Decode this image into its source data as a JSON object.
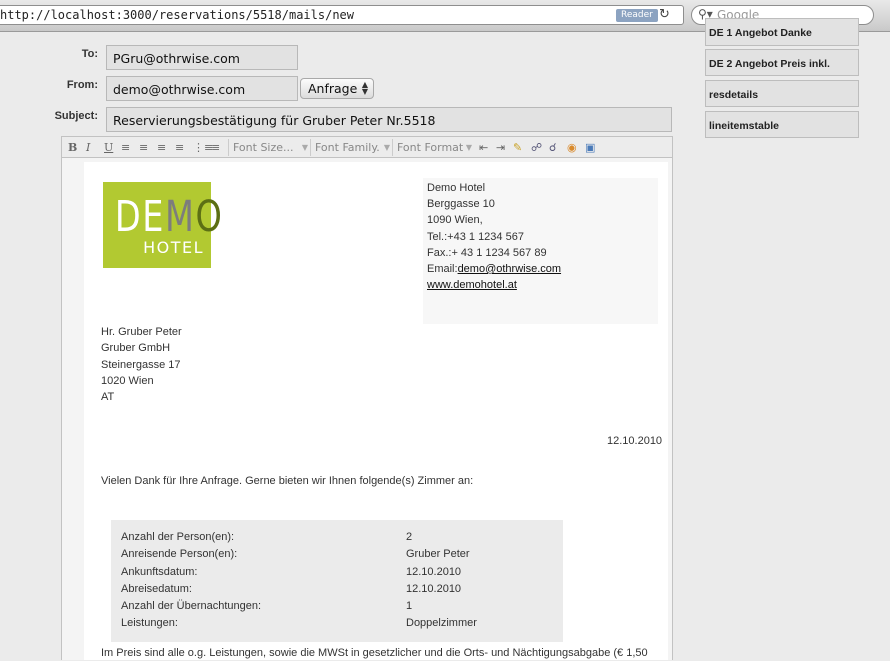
{
  "browser": {
    "url": "http://localhost:3000/reservations/5518/mails/new",
    "reader_label": "Reader",
    "search_placeholder": "Google"
  },
  "form": {
    "to_label": "To:",
    "to_value": "PGru@othrwise.com",
    "from_label": "From:",
    "from_value": "demo@othrwise.com",
    "from_select": "Anfrage",
    "subject_label": "Subject:",
    "subject_value": "Reservierungsbestätigung für Gruber Peter Nr.5518"
  },
  "toolbar": {
    "font_size": "Font Size...",
    "font_family": "Font Family.",
    "font_format": "Font Format"
  },
  "letter": {
    "logo_text": "DEMO",
    "logo_sub": "HOTEL",
    "hotel_name": "Demo Hotel",
    "hotel_street": "Berggasse 10",
    "hotel_city": "1090 Wien,",
    "hotel_tel": "Tel.:+43 1 1234 567",
    "hotel_fax": "Fax.:+ 43 1 1234 567 89",
    "hotel_email_label": "Email:",
    "hotel_email": "demo@othrwise.com",
    "hotel_web": "www.demohotel.at",
    "recipient": [
      "Hr. Gruber Peter",
      "Gruber GmbH",
      "Steinergasse 17",
      "1020 Wien",
      "AT"
    ],
    "date": "12.10.2010",
    "greeting": "Vielen Dank für Ihre Anfrage. Gerne bieten wir Ihnen folgende(s) Zimmer an:",
    "table": [
      {
        "label": "Anzahl der Person(en):",
        "value": "2"
      },
      {
        "label": "Anreisende Person(en):",
        "value": "Gruber Peter"
      },
      {
        "label": "Ankunftsdatum:",
        "value": "12.10.2010"
      },
      {
        "label": "Abreisedatum:",
        "value": "12.10.2010"
      },
      {
        "label": "Anzahl der Übernachtungen:",
        "value": "1"
      },
      {
        "label": "Leistungen:",
        "value": "Doppelzimmer"
      }
    ],
    "footer_line": "Im Preis sind alle o.g. Leistungen, sowie die MWSt in gesetzlicher und die Orts- und Nächtigungsabgabe (€ 1,50"
  },
  "templates": [
    "DE 1 Angebot Danke",
    "DE 2 Angebot Preis inkl.",
    "resdetails",
    "lineitemstable"
  ],
  "colors": {
    "logo_green": "#b2c931",
    "logo_dark": "#5c6f14",
    "logo_mid": "#7d7d7d"
  }
}
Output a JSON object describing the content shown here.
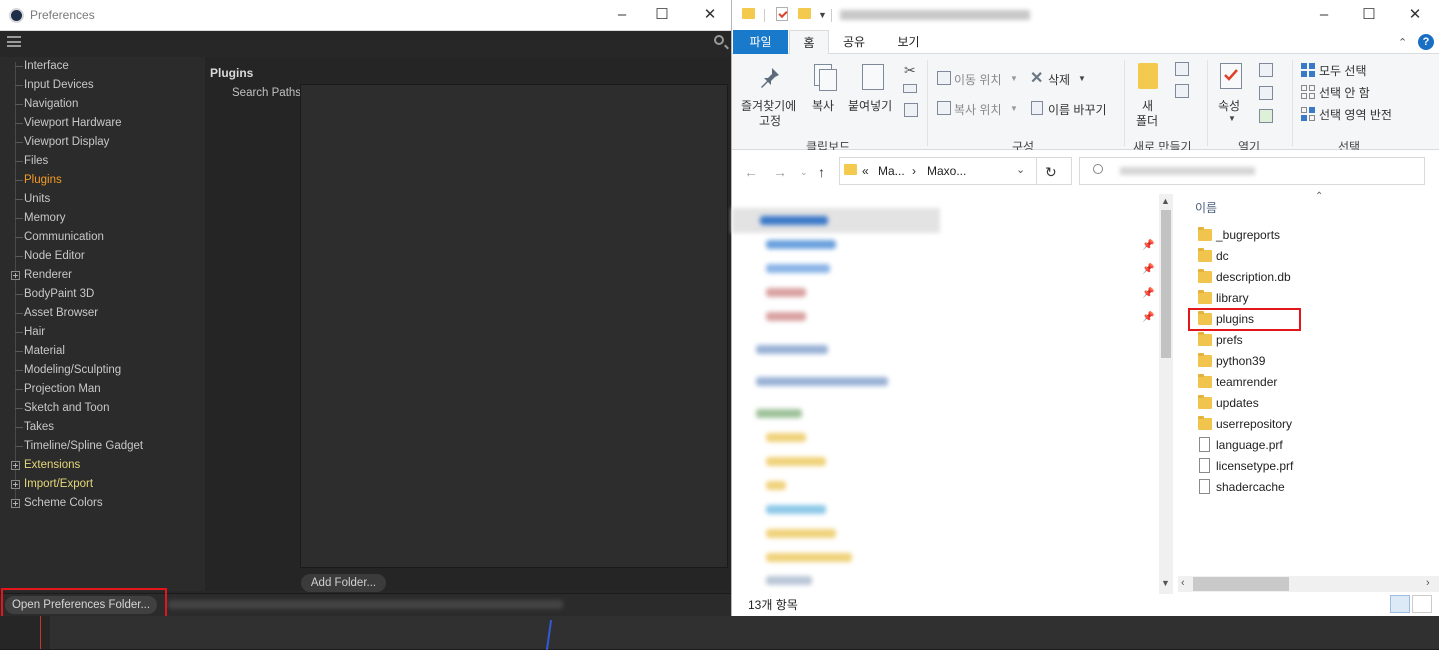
{
  "prefs": {
    "window_title": "Preferences",
    "tree": [
      {
        "label": "Interface",
        "style": "normal",
        "expander": false
      },
      {
        "label": "Input Devices",
        "style": "normal",
        "expander": false
      },
      {
        "label": "Navigation",
        "style": "normal",
        "expander": false
      },
      {
        "label": "Viewport Hardware",
        "style": "normal",
        "expander": false
      },
      {
        "label": "Viewport Display",
        "style": "normal",
        "expander": false
      },
      {
        "label": "Files",
        "style": "normal",
        "expander": false
      },
      {
        "label": "Plugins",
        "style": "active",
        "expander": false
      },
      {
        "label": "Units",
        "style": "normal",
        "expander": false
      },
      {
        "label": "Memory",
        "style": "normal",
        "expander": false
      },
      {
        "label": "Communication",
        "style": "normal",
        "expander": false
      },
      {
        "label": "Node Editor",
        "style": "normal",
        "expander": false
      },
      {
        "label": "Renderer",
        "style": "normal",
        "expander": true
      },
      {
        "label": "BodyPaint 3D",
        "style": "normal",
        "expander": false
      },
      {
        "label": "Asset Browser",
        "style": "normal",
        "expander": false
      },
      {
        "label": "Hair",
        "style": "normal",
        "expander": false
      },
      {
        "label": "Material",
        "style": "normal",
        "expander": false
      },
      {
        "label": "Modeling/Sculpting",
        "style": "normal",
        "expander": false
      },
      {
        "label": "Projection Man",
        "style": "normal",
        "expander": false
      },
      {
        "label": "Sketch and Toon",
        "style": "normal",
        "expander": false
      },
      {
        "label": "Takes",
        "style": "normal",
        "expander": false
      },
      {
        "label": "Timeline/Spline Gadget",
        "style": "normal",
        "expander": false
      },
      {
        "label": "Extensions",
        "style": "yellow",
        "expander": true
      },
      {
        "label": "Import/Export",
        "style": "yellow",
        "expander": true
      },
      {
        "label": "Scheme Colors",
        "style": "normal",
        "expander": true
      }
    ],
    "pane_title": "Plugins",
    "search_paths_label": "Search Paths",
    "add_folder_label": "Add Folder...",
    "open_prefs_label": "Open Preferences Folder..."
  },
  "explorer": {
    "tabs": {
      "file": "파일",
      "home": "홈",
      "share": "공유",
      "view": "보기"
    },
    "help": "?",
    "ribbon": {
      "pin_label_1": "즐겨찾기에",
      "pin_label_2": "고정",
      "copy": "복사",
      "paste": "붙여넣기",
      "clipboard_group": "클립보드",
      "move_to": "이동 위치",
      "copy_to": "복사 위치",
      "delete": "삭제",
      "rename": "이름 바꾸기",
      "organize_group": "구성",
      "new_folder_1": "새",
      "new_folder_2": "폴더",
      "new_group": "새로 만들기",
      "properties": "속성",
      "open_group": "열기",
      "select_all": "모두 선택",
      "select_none": "선택 안 함",
      "invert_selection": "선택 영역 반전",
      "select_group": "선택"
    },
    "address": {
      "prefix": "«",
      "crumb1": "Ma...",
      "sep": "›",
      "crumb2": "Maxo..."
    },
    "column_header": "이름",
    "files": [
      {
        "name": "_bugreports",
        "type": "folder"
      },
      {
        "name": "dc",
        "type": "folder"
      },
      {
        "name": "description.db",
        "type": "folder"
      },
      {
        "name": "library",
        "type": "folder"
      },
      {
        "name": "plugins",
        "type": "folder"
      },
      {
        "name": "prefs",
        "type": "folder"
      },
      {
        "name": "python39",
        "type": "folder"
      },
      {
        "name": "teamrender",
        "type": "folder"
      },
      {
        "name": "updates",
        "type": "folder"
      },
      {
        "name": "userrepository",
        "type": "folder"
      },
      {
        "name": "language.prf",
        "type": "file"
      },
      {
        "name": "licensetype.prf",
        "type": "file"
      },
      {
        "name": "shadercache",
        "type": "file"
      }
    ],
    "status": "13개 항목"
  },
  "colors": {
    "accent_orange": "#f39c24",
    "highlight_red": "#e3171b",
    "file_tab_blue": "#1979ca"
  }
}
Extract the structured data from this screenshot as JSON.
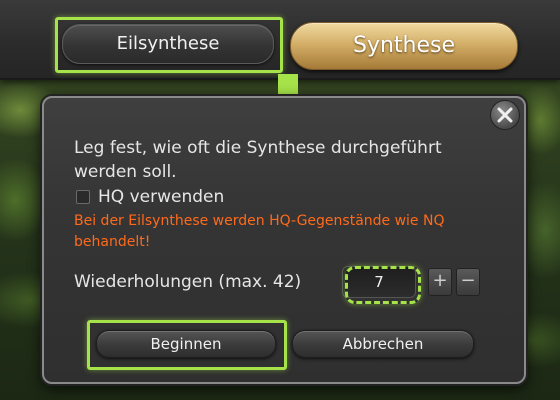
{
  "mode_buttons": {
    "quick_synthesis": "Eilsynthese",
    "synthesis": "Synthese"
  },
  "dialog": {
    "description": "Leg fest, wie oft die Synthese durchgeführt werden soll.",
    "hq_label": "HQ verwenden",
    "hq_checked": false,
    "warning": "Bei der Eilsynthese werden HQ-Gegenstände wie NQ behandelt!",
    "repetitions_label": "Wiederholungen (max. 42)",
    "repetitions_value": "7",
    "plus_label": "+",
    "minus_label": "−",
    "begin_label": "Beginnen",
    "cancel_label": "Abbrechen"
  },
  "colors": {
    "highlight": "#a6e24a",
    "warning_text": "#ff6a1a",
    "gold_button": "#d4af68"
  },
  "icons": {
    "close": "close-x-icon",
    "arrow": "arrow-down-icon"
  }
}
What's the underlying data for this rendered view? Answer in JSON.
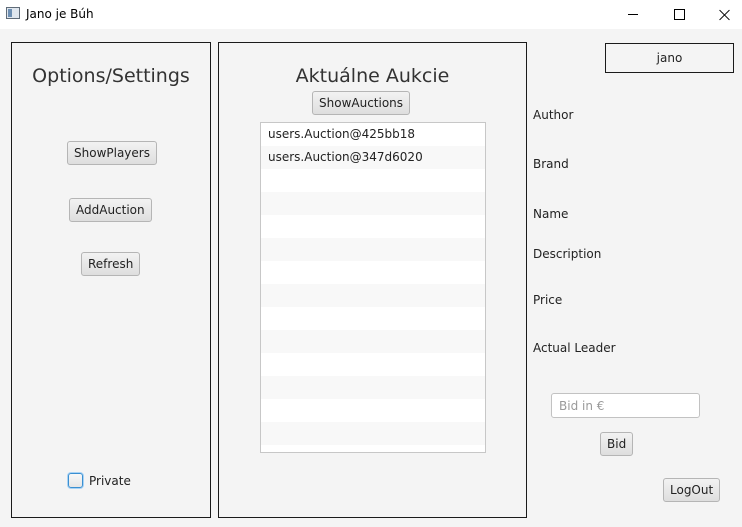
{
  "window": {
    "title": "Jano je Búh",
    "icons": {
      "app": "app-window-icon",
      "minimize": "minimize-icon",
      "maximize": "maximize-icon",
      "close": "close-icon"
    }
  },
  "left_panel": {
    "title": "Options/Settings",
    "buttons": {
      "show_players": "ShowPlayers",
      "add_auction": "AddAuction",
      "refresh": "Refresh"
    },
    "private_checkbox": {
      "label": "Private",
      "checked": false
    }
  },
  "middle_panel": {
    "title": "Aktuálne Aukcie",
    "show_auctions_button": "ShowAuctions",
    "auctions": [
      "users.Auction@425bb18",
      "users.Auction@347d6020",
      "",
      "",
      "",
      "",
      "",
      "",
      "",
      "",
      "",
      "",
      "",
      ""
    ]
  },
  "right_panel": {
    "username": "jano",
    "labels": {
      "author": "Author",
      "brand": "Brand",
      "name": "Name",
      "description": "Description",
      "price": "Price",
      "actual_leader": "Actual Leader"
    },
    "bid_input": {
      "placeholder": "Bid in €",
      "value": ""
    },
    "bid_button": "Bid",
    "logout_button": "LogOut"
  },
  "colors": {
    "background": "#f4f4f4",
    "titlebar": "#ffffff",
    "panel_border": "#1a1a1a",
    "checkbox_focus": "#3a8fd1"
  }
}
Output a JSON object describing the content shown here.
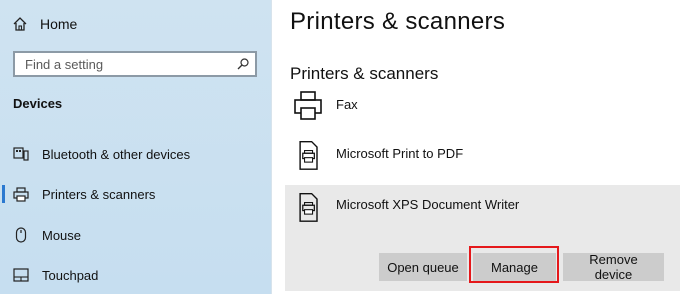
{
  "sidebar": {
    "home_label": "Home",
    "search_placeholder": "Find a setting",
    "section_label": "Devices",
    "items": [
      {
        "label": "Bluetooth & other devices",
        "icon": "bluetooth-devices-icon"
      },
      {
        "label": "Printers & scanners",
        "icon": "printer-icon",
        "active": true
      },
      {
        "label": "Mouse",
        "icon": "mouse-icon"
      },
      {
        "label": "Touchpad",
        "icon": "touchpad-icon"
      }
    ]
  },
  "main": {
    "title": "Printers & scanners",
    "section_title": "Printers & scanners",
    "printers": [
      {
        "name": "Fax",
        "icon": "fax-printer-icon"
      },
      {
        "name": "Microsoft Print to PDF",
        "icon": "document-printer-icon"
      },
      {
        "name": "Microsoft XPS Document Writer",
        "icon": "document-printer-icon",
        "selected": true
      }
    ],
    "buttons": {
      "open_queue": "Open queue",
      "manage": "Manage",
      "remove_device": "Remove device"
    }
  },
  "colors": {
    "sidebar_bg": "#c6def0",
    "accent": "#2b79d0",
    "highlight_box": "#e5181b",
    "button_bg": "#cccccc",
    "selected_row_bg": "#e9e9e9"
  }
}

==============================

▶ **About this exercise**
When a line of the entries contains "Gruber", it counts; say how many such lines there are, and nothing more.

▶ **Exercise answer**
4